## WORK REQUIRED:
Copy the result of filtering the entries below for lines that include the string "Xamarin".

## MATERIAL SHOWN:
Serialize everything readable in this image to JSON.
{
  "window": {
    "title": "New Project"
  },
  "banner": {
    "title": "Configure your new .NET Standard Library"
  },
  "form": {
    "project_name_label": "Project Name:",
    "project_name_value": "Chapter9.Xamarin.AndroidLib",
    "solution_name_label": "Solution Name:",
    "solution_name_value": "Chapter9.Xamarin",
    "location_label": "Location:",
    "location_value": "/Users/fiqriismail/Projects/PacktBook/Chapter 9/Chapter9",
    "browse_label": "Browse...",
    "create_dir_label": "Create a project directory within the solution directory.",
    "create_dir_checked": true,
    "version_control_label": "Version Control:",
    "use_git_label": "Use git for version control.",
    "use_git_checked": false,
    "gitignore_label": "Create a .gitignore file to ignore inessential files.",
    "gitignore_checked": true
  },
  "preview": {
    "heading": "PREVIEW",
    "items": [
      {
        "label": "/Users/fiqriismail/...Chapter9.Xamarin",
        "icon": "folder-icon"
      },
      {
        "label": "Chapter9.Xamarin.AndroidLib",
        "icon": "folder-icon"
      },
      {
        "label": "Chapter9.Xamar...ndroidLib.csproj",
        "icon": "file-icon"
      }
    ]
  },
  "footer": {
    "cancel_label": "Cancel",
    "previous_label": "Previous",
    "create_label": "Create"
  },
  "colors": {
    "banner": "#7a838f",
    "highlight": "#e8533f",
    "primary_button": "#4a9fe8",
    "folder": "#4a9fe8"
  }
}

## WRITTEN ANSWER:
    "project_name_value": "Chapter9.Xamarin.AndroidLib",
    "solution_name_value": "Chapter9.Xamarin",
        "label": "/Users/fiqriismail/...Chapter9.Xamarin",
        "label": "Chapter9.Xamarin.AndroidLib",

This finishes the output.